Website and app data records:

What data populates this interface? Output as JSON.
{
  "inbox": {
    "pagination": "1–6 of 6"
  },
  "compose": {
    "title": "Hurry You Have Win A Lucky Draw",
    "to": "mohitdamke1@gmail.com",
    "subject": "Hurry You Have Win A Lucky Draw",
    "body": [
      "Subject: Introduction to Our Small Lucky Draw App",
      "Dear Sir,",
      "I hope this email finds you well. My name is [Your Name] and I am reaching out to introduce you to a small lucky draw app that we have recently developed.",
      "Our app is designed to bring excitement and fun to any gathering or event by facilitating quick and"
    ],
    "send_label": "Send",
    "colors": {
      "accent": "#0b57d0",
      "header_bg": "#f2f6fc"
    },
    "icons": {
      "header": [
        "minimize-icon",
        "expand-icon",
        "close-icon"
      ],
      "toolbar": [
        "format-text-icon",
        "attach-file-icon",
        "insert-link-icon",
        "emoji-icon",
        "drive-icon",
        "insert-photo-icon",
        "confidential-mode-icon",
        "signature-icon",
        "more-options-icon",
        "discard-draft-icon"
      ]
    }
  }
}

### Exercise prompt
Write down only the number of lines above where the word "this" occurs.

### Exercise solution
2